South Africans hold vigil outside hospital treating Nelson Mandela

“But I think for us, as his children and
grandchildren, we still have this hope because
you know when we talk to him, he will flutter
[his eyelids] trying to open his eyes and will
open his eyes. When you touch him, he still
responds. And I think for us as his progeny, as
long as Tata is still responding when we talk to
him, when we touch him, I think that gives us
The twists and turns of Mandela's illness have
been followed with such intensity by global
media that it sometimes seems the world is at
his bedside, monitoring each turn for the better
or worse. But the glare has left his family
uncomfortable and upset by reporting they
have found intrusive, inappropriate and even
racist, according to Makaziwe.
She implied that foreign journalists failed to
respect the boundaries of distance and respect
appropriate in African culture with the illness of
a great, revered leader.
"There's sort of a racist element with many of
the foreign media, where they just cross
boundaries. It's truly like vultures waiting when
the lion has devoured the buffalo, waiting there

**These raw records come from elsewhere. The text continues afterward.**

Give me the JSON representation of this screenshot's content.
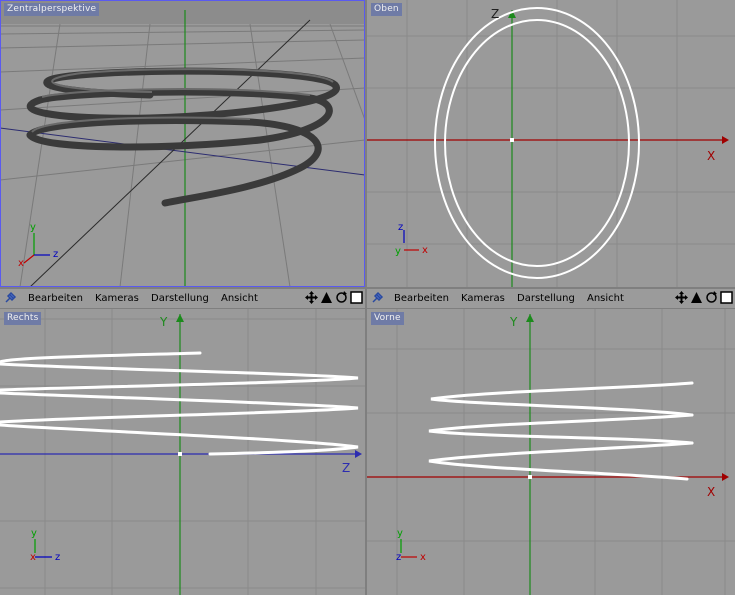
{
  "viewports": {
    "perspective": {
      "label": "Zentralperspektive",
      "axes": {
        "y": "y",
        "z": "z",
        "x": "x"
      }
    },
    "top": {
      "label": "Oben",
      "axis_z": "Z",
      "axis_x": "X",
      "axes": {
        "z": "z",
        "y": "y",
        "x": "x"
      }
    },
    "right": {
      "label": "Rechts",
      "axis_y": "Y",
      "axis_z": "Z",
      "axes": {
        "y": "y",
        "x": "x",
        "z": "z"
      }
    },
    "front": {
      "label": "Vorne",
      "axis_y": "Y",
      "axis_x": "X",
      "axes": {
        "y": "y",
        "z": "z",
        "x": "x"
      }
    }
  },
  "toolbar_left": {
    "menus": [
      "Bearbeiten",
      "Kameras",
      "Darstellung",
      "Ansicht"
    ]
  },
  "toolbar_right": {
    "menus": [
      "Bearbeiten",
      "Kameras",
      "Darstellung",
      "Ansicht"
    ]
  },
  "colors": {
    "accent": "#6f7ba6",
    "x_axis": "#c00000",
    "y_axis": "#00a000",
    "z_axis": "#0000c0"
  }
}
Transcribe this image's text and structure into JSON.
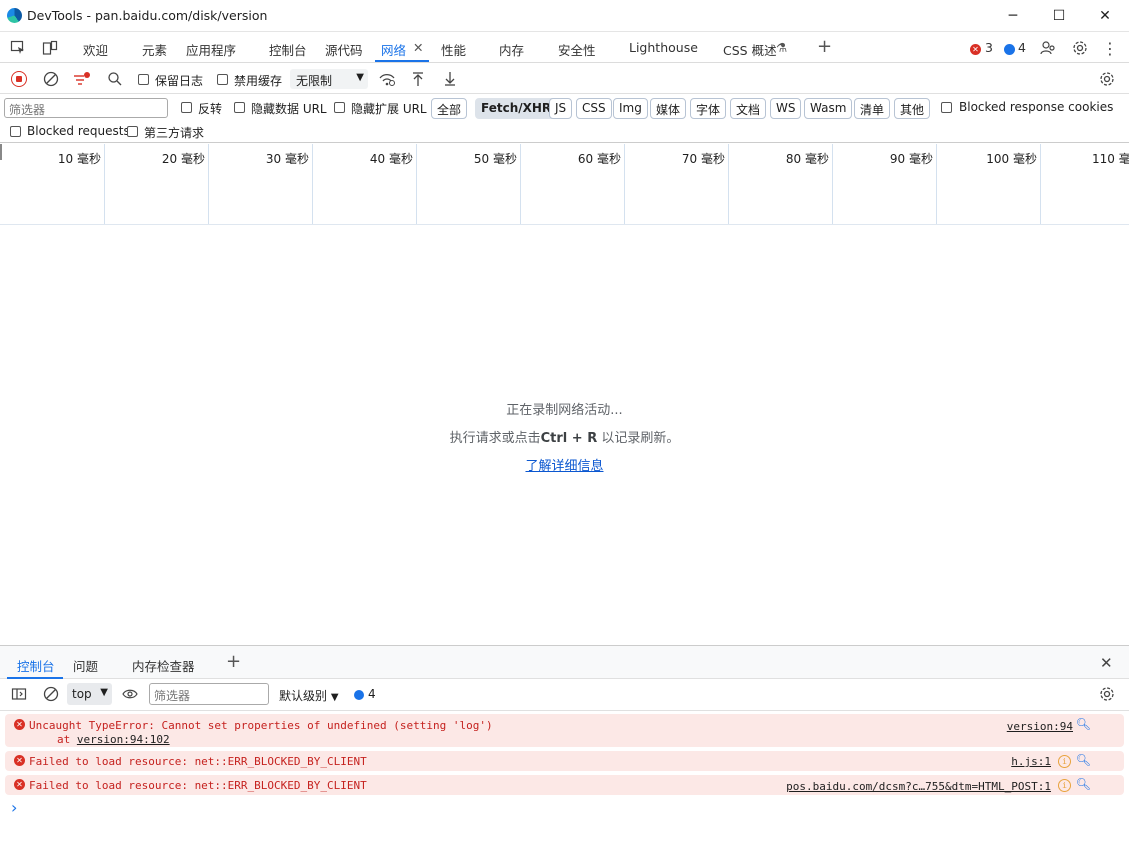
{
  "window": {
    "title": "DevTools - pan.baidu.com/disk/version",
    "minimize": "─",
    "maximize": "☐",
    "close": "✕"
  },
  "tabs": [
    {
      "label": "欢迎"
    },
    {
      "label": "元素"
    },
    {
      "label": "应用程序"
    },
    {
      "label": "控制台"
    },
    {
      "label": "源代码"
    },
    {
      "label": "网络",
      "active": true
    },
    {
      "label": "性能"
    },
    {
      "label": "内存"
    },
    {
      "label": "安全性"
    },
    {
      "label": "Lighthouse"
    },
    {
      "label": "CSS 概述"
    }
  ],
  "tab_close": "✕",
  "tab_add": "+",
  "badges": {
    "errors": "3",
    "messages": "4"
  },
  "toolbar": {
    "preserve_log": "保留日志",
    "disable_cache": "禁用缓存",
    "throttle": "无限制"
  },
  "filter": {
    "placeholder": "筛选器",
    "invert": "反转",
    "hide_data_url": "隐藏数据 URL",
    "hide_ext_url": "隐藏扩展 URL",
    "types": [
      "全部",
      "Fetch/XHR",
      "JS",
      "CSS",
      "Img",
      "媒体",
      "字体",
      "文档",
      "WS",
      "Wasm",
      "清单",
      "其他"
    ],
    "selected_type": "Fetch/XHR",
    "blocked_cookies": "Blocked response cookies",
    "blocked_requests": "Blocked requests",
    "third_party": "第三方请求"
  },
  "timeline": {
    "ticks": [
      "10  毫秒",
      "20  毫秒",
      "30  毫秒",
      "40  毫秒",
      "50  毫秒",
      "60  毫秒",
      "70  毫秒",
      "80  毫秒",
      "90  毫秒",
      "100  毫秒",
      "110  毫"
    ]
  },
  "empty": {
    "line1": "正在录制网络活动...",
    "line2_pre": "执行请求或点击",
    "line2_key": "Ctrl + R",
    "line2_post": " 以记录刷新。",
    "link": "了解详细信息"
  },
  "drawer": {
    "tabs": [
      "控制台",
      "问题",
      "内存检查器"
    ],
    "context": "top",
    "filter_placeholder": "筛选器",
    "level": "默认级别",
    "msg_count": "4",
    "messages": [
      {
        "text": "Uncaught TypeError: Cannot set properties of undefined (setting 'log')",
        "sub_pre": "at ",
        "sub_link": "version:94:102",
        "source": "version:94"
      },
      {
        "text": "Failed to load resource: net::ERR_BLOCKED_BY_CLIENT",
        "source": "h.js:1"
      },
      {
        "text": "Failed to load resource: net::ERR_BLOCKED_BY_CLIENT",
        "source": "pos.baidu.com/dcsm?c…755&dtm=HTML_POST:1"
      }
    ],
    "prompt": "›"
  },
  "colors": {
    "accent": "#1a73e8",
    "error": "#d93025",
    "error_bg": "#fce8e6"
  }
}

for the last of the carcass. That's the image we
have as a family," she said angrily.
She said it was natural for people to be
interested "but I just feel that it has gone
overboard," and pointed out that there was no
international media frenzy when former British
Prime Minister Margaret Thatcher was
hospitalized. She called for the public to
respect Mandela's privacy.
"If people say they really care about Nelson
Mandela, then they should respect that. They
should respect that there is a part of him that
has to be respected," said Makaziwe,
Mandela's eldest daughter.
South African President Jacob Zuma also
expressed concern about media coverage and
rumor, after an Australian government minister
was forced to apologize for prematurely
declaring that Mandela had died.
"The presidency is disturbed by the rumors that
are being spread about former President
Mandela's health. We appeal for respect for the
privacy and dignity of the former president,"
Zuma said.
For many South Africans, there's a sense that
outsiders can't hope to understand the
situation they face as Mandela's health fades
and the nation begins to confront the loss of its
greatest hero.
One columnist, Alex Eliseev, wrote that just
hearing that Mandela was in critical condition
was painful.
"While the reality is setting in, the word critical
still feels like a punch in the gut," he wrote.
Thursday saw yet another change in Mandela's
condition. Zuma's spokesman, Mac Maharaj,
said Mandela's health had deteriorated further
in the previous 48 hours, prompting Zuma to
cancel a scheduled trip to Mozambique for a
regional summit.
Zuma visited the elder statesmen again on
Thursday, his third visit in a week, and
reported an improvement.
Mandela remained in critical condition "but is
now stable" he said.
"I canceled my visit to Mozambique today so
that I could see him and confer with the
doctors. He is much better today than he was
when I saw him last night. The medical team
continues to do a sterling job. "
Zuma urged people to keep thinking of Mandela
and praying for him, also referring to him as
Tata, which means "father" and is used by
many South Africans as a term of affection for
"We must pray for Tata's health and wish him
well. We must also continue with our work and
daily activities while Madiba remains
hospitalized," Zuma said.
Mandela's African National Congress party
arranged a series of prayer meetings around
the country. The ANC Youth League and other
ANC members gathered outside the Pretoria
hospital where Mandela is being treated, and
later outside his former Soweto home.
Local and international media have reported
that Mandela is on life support, which South
African officials have declined to confirm,
saying it breaches patient-doctor
Despite Mandela's poor health, Zuma is
preparing for the arrival of President Obama
late Friday.
"This is a significant visit which will take
political, economic and people-to-people
relations between the two countries to a higher
level, while also enhancing cooperation
between the U.S. and the African continent at
large," Zuma said in a statement Thursday.